guests have been varied: Ike Willis, Napoleon Murphy Brock, Mike Keneally,
David Tronzo, the great slide guitarist, ex-Captain Beefheart guitarist
Gary Lucas, and more.
It was always a beautiful experience. Sometimes,
I throw in non-Zappa tunes, so it was a blast to hear Keneally solo
on my arrangement of Emerson, Lake and Palmer's Bitch's Crystal and
Ike Willis singing Jimi Hendrix's Rainy Day and If 6 Was 9. And Keneally
playing Jeff Beck's Diamond Dust!
I still get emails from people who witnessed
the Keneally shows. Mike brings an energy to the table that is amazing.
It's not only that he's such an amazing musician, it's that he loves
it so much. Gil Evans once told me that the truly great players have
that love and passion for playing.
With Keneally, I could just tell him quickly
before the set what we were gonna do, a little about his role in it,
and we'd take it from there. I only enjoy performing live if it has
that organic quality. The band is always well-rehearsed, of course,
but I throw a lot of monkey wrenches in there to keep it fresh. (Note

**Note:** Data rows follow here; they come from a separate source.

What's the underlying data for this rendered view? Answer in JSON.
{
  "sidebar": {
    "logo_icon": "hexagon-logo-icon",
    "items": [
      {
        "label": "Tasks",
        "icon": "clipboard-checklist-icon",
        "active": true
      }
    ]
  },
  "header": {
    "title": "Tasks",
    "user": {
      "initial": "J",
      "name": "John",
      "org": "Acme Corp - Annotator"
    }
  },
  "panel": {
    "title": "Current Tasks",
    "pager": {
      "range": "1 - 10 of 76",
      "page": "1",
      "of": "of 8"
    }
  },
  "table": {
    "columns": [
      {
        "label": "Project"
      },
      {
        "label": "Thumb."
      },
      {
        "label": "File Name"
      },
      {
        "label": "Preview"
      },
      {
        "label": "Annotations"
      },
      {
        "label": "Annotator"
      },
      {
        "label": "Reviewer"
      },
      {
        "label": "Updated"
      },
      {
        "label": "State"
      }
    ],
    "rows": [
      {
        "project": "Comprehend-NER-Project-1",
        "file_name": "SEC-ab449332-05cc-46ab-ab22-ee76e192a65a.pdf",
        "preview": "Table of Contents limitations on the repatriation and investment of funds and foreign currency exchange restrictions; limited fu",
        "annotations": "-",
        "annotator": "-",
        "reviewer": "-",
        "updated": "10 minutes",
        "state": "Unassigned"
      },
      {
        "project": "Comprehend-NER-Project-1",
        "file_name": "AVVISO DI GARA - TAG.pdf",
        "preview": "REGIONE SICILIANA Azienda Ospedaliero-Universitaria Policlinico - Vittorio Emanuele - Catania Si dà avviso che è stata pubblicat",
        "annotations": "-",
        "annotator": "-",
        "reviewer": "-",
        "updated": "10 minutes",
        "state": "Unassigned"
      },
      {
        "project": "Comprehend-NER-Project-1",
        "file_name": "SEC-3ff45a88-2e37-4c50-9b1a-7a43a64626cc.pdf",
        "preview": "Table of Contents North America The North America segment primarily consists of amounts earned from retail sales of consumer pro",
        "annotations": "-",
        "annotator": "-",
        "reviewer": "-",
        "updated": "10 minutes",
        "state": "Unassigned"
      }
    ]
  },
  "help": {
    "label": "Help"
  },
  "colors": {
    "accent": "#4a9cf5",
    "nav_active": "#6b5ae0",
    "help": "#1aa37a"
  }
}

to Italians: I hope I'm not using too many American phrases, like "monkey
wrench".) (Note to Ed: Don't worry, Ed, here at Clouds and Clocks
we only use the best translators.)
I know Mike wasn't happy with his performance
on my first Zappa CD, but believe me, he played incredible on there.
He's very self-critical. Most geniuses are.
Your new CD is out, reviews are
in... Any plans about tours? Any other types of work while on the road
Not really. It's still extremely difficult finding
promoters to pay for moving around a band this size. We have a gig in
Detroit (jazz festival) Monday, Sept. 4 and a couple hits in August
in NY and Jersey, but that's it for the time being.
© Beppe Colli 2006
CloudsandClocks.net | July 12, 2006